- **What is needed**:
Below are the data; count the lines with the string "JSON" in them and give that number only.

- **Information given**:

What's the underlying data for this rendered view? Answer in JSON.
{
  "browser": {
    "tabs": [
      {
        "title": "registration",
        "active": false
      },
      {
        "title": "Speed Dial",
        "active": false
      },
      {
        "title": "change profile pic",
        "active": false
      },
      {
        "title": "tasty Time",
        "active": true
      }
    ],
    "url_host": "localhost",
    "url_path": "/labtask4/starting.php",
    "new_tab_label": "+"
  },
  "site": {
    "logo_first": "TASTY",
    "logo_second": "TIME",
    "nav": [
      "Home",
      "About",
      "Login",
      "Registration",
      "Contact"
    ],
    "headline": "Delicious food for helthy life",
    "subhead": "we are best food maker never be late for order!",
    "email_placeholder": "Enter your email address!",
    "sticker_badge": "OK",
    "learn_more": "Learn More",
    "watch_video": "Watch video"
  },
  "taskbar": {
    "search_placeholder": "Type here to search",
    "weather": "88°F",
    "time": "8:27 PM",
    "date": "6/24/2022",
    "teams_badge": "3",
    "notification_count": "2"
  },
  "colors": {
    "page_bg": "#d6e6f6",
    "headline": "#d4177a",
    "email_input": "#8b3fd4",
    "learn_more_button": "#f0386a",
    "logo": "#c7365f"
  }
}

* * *

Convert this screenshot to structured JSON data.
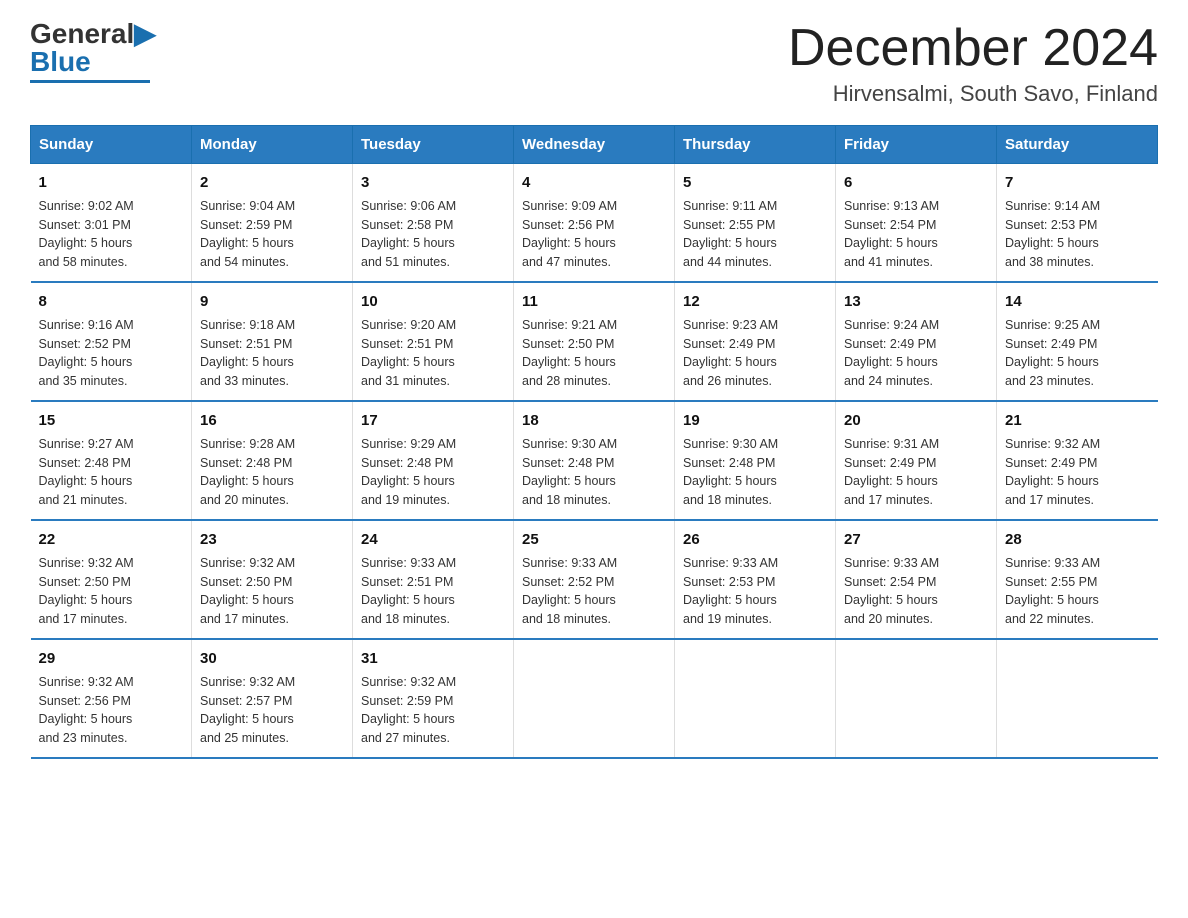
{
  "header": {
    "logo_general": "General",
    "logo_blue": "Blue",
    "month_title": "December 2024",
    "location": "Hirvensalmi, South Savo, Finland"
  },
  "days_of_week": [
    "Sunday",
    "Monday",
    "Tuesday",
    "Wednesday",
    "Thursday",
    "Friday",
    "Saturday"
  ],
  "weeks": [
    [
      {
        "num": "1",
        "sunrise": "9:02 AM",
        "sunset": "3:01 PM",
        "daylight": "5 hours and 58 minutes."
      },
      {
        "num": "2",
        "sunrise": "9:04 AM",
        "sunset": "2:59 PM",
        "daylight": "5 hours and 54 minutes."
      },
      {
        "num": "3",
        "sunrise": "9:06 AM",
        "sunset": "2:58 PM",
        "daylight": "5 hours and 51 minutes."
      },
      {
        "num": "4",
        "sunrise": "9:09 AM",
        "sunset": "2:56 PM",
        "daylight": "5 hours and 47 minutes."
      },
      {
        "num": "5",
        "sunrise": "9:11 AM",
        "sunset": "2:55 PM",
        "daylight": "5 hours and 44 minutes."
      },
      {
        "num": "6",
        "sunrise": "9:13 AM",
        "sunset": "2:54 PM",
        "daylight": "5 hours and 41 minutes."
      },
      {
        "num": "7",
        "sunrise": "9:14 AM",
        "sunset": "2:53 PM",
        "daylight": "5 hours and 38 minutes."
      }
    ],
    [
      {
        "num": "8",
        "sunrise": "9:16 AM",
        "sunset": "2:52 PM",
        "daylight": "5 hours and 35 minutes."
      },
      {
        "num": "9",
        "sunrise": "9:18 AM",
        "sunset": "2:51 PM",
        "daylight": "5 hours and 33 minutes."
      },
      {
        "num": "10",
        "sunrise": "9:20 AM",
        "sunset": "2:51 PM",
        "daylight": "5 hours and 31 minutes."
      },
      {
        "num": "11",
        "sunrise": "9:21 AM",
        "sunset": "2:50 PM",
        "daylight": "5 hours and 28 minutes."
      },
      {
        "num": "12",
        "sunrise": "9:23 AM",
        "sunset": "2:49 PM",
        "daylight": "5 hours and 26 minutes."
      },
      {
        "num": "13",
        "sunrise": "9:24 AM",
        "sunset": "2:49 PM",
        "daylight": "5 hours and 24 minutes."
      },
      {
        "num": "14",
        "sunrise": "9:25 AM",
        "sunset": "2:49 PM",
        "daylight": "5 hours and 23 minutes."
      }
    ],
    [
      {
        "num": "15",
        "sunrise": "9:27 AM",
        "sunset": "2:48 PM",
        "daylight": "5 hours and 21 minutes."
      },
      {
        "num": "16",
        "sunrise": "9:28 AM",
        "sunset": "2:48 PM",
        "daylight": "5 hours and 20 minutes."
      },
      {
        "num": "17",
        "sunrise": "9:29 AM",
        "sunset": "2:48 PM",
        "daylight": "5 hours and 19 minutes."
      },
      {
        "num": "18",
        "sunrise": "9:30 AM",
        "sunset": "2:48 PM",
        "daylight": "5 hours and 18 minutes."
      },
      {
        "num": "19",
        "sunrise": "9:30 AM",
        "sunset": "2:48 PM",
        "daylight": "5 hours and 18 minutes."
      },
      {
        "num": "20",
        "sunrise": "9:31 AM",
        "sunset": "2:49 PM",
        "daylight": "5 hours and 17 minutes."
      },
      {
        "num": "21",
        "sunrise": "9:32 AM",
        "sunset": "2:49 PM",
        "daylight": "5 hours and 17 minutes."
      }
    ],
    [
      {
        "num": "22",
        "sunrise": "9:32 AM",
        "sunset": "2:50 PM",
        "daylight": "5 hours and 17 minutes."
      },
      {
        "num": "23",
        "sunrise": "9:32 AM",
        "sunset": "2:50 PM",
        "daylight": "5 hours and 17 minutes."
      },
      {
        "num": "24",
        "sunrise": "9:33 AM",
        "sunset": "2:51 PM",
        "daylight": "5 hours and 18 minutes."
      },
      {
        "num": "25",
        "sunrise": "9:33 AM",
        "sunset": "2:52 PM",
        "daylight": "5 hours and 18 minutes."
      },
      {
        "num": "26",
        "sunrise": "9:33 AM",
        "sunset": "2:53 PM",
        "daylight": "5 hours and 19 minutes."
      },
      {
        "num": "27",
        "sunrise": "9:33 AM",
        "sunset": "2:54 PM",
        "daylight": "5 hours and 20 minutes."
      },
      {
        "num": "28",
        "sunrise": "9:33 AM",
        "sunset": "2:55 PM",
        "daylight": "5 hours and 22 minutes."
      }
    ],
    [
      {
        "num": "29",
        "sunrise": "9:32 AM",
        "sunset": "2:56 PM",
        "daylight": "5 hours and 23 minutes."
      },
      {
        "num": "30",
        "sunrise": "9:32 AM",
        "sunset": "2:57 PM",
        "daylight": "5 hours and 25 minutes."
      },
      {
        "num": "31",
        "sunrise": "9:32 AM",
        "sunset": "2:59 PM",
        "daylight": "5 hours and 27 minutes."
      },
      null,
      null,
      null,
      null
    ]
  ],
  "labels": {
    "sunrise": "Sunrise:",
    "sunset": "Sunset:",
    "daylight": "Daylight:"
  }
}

- **Answer**:
2